[DATASET]
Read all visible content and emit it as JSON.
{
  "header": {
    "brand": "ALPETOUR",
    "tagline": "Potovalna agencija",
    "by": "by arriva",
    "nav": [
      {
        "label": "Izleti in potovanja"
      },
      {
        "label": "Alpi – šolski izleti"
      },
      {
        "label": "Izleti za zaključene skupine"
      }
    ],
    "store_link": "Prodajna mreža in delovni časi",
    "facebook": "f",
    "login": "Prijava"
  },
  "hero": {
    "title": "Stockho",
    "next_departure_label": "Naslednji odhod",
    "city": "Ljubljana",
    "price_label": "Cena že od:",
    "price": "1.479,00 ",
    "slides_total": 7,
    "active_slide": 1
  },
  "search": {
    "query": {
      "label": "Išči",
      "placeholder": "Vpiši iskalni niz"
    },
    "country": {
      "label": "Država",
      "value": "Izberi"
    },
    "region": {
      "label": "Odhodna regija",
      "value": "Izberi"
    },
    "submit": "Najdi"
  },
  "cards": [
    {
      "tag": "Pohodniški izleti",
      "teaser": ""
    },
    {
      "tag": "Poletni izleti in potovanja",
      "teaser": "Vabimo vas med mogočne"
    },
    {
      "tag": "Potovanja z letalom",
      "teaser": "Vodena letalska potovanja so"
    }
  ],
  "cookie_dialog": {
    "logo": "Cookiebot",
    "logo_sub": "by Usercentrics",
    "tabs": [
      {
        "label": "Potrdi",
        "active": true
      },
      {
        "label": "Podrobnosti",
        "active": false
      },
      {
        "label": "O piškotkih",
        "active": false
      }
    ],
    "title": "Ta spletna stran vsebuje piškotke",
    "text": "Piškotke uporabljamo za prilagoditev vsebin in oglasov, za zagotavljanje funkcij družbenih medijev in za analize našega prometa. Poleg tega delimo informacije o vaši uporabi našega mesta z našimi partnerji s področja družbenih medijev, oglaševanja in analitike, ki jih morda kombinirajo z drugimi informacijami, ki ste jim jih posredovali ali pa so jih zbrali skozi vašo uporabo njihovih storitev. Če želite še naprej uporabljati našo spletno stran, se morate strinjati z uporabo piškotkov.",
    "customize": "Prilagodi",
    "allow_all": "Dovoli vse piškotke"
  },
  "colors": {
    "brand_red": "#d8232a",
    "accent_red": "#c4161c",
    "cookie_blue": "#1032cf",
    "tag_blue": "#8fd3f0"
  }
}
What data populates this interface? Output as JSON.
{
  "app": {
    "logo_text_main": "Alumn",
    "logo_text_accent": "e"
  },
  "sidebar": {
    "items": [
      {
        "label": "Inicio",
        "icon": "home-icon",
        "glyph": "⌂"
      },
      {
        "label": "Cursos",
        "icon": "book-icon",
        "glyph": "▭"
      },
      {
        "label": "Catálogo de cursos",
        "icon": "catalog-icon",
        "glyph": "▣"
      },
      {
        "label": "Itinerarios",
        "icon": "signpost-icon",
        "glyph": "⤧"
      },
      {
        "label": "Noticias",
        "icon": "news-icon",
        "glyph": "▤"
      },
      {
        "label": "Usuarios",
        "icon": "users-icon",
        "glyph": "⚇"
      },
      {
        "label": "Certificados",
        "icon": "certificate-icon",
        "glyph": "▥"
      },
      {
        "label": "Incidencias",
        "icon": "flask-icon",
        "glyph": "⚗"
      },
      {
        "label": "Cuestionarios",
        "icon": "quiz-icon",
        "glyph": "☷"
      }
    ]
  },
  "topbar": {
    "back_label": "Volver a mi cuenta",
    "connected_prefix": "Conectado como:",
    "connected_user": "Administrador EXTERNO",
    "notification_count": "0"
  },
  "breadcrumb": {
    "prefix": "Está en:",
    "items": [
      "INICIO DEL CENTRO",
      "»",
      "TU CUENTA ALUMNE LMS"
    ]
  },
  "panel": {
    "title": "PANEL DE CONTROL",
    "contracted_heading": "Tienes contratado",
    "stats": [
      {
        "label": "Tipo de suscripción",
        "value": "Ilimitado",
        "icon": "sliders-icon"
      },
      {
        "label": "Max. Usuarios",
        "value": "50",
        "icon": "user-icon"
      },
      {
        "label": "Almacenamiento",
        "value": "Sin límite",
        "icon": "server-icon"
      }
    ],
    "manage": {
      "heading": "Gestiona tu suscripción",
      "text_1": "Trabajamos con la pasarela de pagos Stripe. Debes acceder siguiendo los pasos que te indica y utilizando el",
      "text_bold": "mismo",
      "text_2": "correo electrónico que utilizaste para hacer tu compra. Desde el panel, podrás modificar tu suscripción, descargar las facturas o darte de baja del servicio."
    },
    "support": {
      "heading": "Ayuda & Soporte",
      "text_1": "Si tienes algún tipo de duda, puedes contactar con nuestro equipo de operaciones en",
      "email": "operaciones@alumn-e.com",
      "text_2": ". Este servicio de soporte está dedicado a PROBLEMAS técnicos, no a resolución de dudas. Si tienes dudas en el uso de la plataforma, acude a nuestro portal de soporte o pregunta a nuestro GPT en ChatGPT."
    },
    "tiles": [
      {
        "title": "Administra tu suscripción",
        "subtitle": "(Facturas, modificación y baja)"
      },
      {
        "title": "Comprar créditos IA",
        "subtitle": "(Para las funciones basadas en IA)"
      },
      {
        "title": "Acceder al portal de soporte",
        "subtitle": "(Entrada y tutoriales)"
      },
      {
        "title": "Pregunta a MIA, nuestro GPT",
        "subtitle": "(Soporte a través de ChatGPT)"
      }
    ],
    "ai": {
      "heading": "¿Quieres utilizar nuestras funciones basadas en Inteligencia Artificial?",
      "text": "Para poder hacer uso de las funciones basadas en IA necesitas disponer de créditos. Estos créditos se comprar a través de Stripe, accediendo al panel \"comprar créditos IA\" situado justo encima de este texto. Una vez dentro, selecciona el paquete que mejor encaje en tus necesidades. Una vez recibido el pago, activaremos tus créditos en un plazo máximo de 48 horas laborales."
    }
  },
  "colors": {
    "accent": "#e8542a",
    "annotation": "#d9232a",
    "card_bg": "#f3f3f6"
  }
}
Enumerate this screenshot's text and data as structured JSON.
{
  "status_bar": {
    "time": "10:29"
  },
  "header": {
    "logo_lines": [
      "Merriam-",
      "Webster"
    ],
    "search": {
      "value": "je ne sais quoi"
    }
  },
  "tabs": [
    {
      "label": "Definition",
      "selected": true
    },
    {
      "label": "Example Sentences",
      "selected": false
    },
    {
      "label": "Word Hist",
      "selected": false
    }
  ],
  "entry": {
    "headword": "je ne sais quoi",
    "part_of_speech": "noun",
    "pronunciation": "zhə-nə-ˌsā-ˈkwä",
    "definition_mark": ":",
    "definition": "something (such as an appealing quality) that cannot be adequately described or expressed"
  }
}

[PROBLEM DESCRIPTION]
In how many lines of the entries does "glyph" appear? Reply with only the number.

[SOLUTION TO THIS EXERCISE]
9